The New Idea Agencies panel really struck a chord with me, as I’m a huge proponent of traditional agency models evolving their business model this way. It makes sense. We work long hours and make huge personal sacrifices for clients who typically move onto another agency after a campaign or two. Why not replicate the same succes that we make for clients, for ourselves?
This of course comes with challenges. BBH discussed how they had to learn the hard way about the legalities involved in product development, testing and research to put a product to market. All the companies stressed they have lost a ton of money. All though equally expressed how much they enjoyed the ownership to be able to execute or sell the idea, how much better agencies this made them for their traditional client relationships, and maybe put it best by saying “We don’t want to own many things. We’d rather have 40% of a success than 100% of the failure.”
The last couple panels were interesting. I really commend PSFK for putting together such a diverse group of speakers that touch on an array of industries. Edward Felsenthal discussed his work at The Daily Beast, which is actually one of my favorite news aggregators. He was in print journalism for over 20 years and has recently shifted to digital media. Another panel had Scott Heiferman who started Meetup and Avner Ronen from Boxee, discussing open source and open communities.
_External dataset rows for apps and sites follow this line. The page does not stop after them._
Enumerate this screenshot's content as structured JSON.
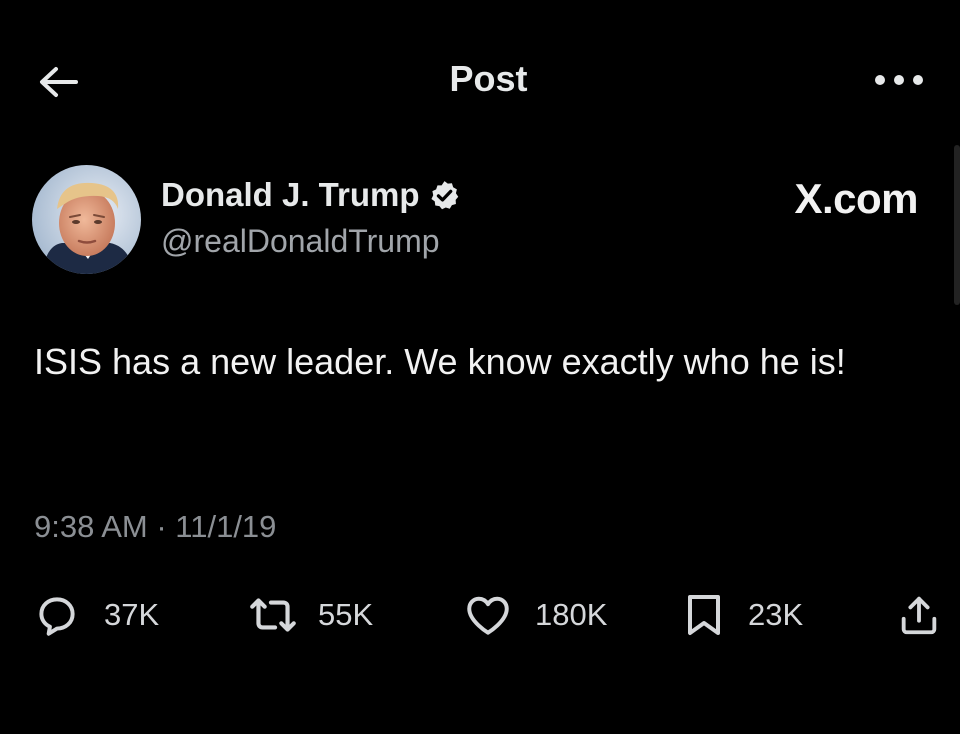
{
  "header": {
    "title": "Post",
    "back_icon": "arrow-left-icon",
    "more_icon": "more-horizontal-icon"
  },
  "post": {
    "author": {
      "display_name": "Donald J. Trump",
      "handle": "@realDonaldTrump",
      "verified_icon": "verified-badge-icon"
    },
    "watermark": "X.com",
    "text": "ISIS has a new leader. We know exactly who he is!",
    "timestamp": "9:38 AM · 11/1/19"
  },
  "actions": {
    "replies": "37K",
    "reposts": "55K",
    "likes": "180K",
    "bookmarks": "23K",
    "share_icon": "share-icon"
  },
  "colors": {
    "background": "#000000",
    "text_primary": "#e7e9ea",
    "text_secondary": "#8b8f94"
  }
}
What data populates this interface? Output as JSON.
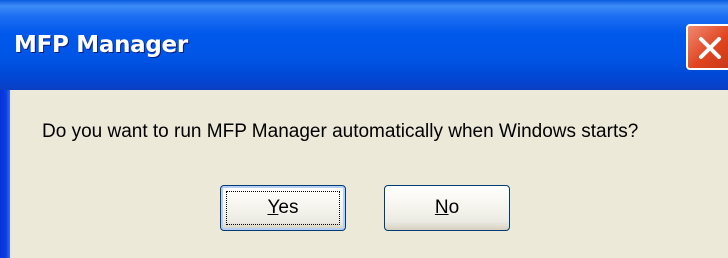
{
  "window": {
    "title": "MFP Manager"
  },
  "dialog": {
    "message": "Do you want to run MFP Manager automatically when Windows starts?",
    "buttons": {
      "yes": {
        "accel": "Y",
        "rest": "es"
      },
      "no": {
        "accel": "N",
        "rest": "o"
      }
    }
  },
  "icons": {
    "close": "close-icon"
  },
  "colors": {
    "titlebar": "#0058ea",
    "dialog_bg": "#ece9d8",
    "close_button": "#e04520"
  }
}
The conference concluded with Marc and Sara Schiller from the Wooster Collective. If you have never checked out their site before, you must, because the exploration they are doing of art in public space is pretty great. They have archived hundreds of thousands of street art images for pure viewing pleasure.